Learn how remote sensing and satellite image processing work!

An upcoming virtual workshop coordinated in part by the Pacific Islands Climate Adaptation Science Center will introduce participants to the applications of remote sensing and geographic information systems — scientific tools that are crucial in assessing Earth’s natural geographic rhythms.

Remote sensing is a method where data is obtained by reading energy reflected from the earth through sensors mounted on satellites or aircrafts. The technology is especially useful in piecing together information for research into natural systems, like ocean circulation, or changes in environment over time, such as the spread of erosion across grasslands.

The Multispectral Remote Sensing: Basic Image Processing and Analysis workshop will highlight core principles of how remote sensing systems work, how to interpret data from satellite imagery, and how these tools can be used to better inform scientists and natural resource managers in addressing local environmental issues.

The workshop is set for July 28 from 3 p.m. to 5 p.m. CHST through a Zoom video conference. Dr. Jose Edgardo Aban, University of Guam assistant professor of geography, will conduct the event.

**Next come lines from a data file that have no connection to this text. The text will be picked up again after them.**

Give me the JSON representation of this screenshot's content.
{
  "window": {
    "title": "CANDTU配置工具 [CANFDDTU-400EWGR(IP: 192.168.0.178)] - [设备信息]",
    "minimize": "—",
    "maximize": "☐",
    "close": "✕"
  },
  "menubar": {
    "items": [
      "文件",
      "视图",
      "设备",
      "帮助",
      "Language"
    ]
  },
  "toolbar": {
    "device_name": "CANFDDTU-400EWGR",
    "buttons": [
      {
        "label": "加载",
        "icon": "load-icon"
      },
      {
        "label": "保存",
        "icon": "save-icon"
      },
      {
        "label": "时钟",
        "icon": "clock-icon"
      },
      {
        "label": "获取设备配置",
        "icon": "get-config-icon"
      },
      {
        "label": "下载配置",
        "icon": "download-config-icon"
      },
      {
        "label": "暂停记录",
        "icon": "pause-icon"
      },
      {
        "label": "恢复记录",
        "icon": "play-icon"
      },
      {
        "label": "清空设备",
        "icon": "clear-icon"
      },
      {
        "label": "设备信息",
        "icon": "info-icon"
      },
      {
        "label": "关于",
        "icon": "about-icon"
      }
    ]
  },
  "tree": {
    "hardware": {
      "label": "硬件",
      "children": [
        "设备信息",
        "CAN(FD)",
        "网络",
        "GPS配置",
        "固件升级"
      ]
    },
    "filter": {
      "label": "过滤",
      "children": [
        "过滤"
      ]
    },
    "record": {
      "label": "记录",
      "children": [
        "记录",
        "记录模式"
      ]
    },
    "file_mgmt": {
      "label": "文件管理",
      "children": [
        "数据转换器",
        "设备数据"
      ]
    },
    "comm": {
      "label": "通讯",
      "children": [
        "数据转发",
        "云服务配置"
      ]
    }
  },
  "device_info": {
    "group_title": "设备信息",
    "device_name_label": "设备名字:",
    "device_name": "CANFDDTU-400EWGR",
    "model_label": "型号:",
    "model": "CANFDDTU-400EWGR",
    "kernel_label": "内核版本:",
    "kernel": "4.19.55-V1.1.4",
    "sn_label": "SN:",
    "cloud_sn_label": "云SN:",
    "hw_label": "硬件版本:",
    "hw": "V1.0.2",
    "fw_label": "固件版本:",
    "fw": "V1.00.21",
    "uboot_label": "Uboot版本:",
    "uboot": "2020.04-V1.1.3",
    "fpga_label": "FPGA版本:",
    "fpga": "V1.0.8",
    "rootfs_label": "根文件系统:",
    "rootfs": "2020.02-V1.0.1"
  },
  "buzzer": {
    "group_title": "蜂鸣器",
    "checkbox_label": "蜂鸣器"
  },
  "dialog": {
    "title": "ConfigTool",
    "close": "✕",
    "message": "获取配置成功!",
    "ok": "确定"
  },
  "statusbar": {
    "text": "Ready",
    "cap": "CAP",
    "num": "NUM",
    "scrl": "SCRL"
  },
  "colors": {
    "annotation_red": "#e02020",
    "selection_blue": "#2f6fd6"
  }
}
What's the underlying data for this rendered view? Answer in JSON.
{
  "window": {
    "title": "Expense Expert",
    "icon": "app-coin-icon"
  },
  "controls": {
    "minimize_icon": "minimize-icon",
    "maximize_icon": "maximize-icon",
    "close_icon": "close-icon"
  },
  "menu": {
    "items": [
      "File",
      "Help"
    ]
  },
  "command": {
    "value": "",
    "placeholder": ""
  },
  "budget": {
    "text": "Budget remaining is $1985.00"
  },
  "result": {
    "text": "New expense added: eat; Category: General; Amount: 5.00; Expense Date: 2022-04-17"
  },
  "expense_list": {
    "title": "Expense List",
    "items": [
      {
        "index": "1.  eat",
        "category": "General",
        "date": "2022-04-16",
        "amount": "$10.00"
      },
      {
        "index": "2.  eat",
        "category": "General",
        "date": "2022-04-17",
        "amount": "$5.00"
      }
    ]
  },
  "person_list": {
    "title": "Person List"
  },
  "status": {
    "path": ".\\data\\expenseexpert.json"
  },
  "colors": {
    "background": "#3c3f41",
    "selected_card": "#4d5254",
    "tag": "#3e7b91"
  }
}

All are welcome to register for free through EventBrite at uogrsworkshop.eventbrite.com. Students in STEM programs and professionals in fields related to natural resource management and hazards assessments will especially benefit from this workshop.

The event is a coordinated effort of PI-CASC, NASA Guam EPSCoR, and NASA Guam Space Grant at UOG . For more information, please contact communications coordinators John I. Borja at borjaj4619@triton.uog.edu or Keanno Fausto at faustok9679@triton.uog.edu.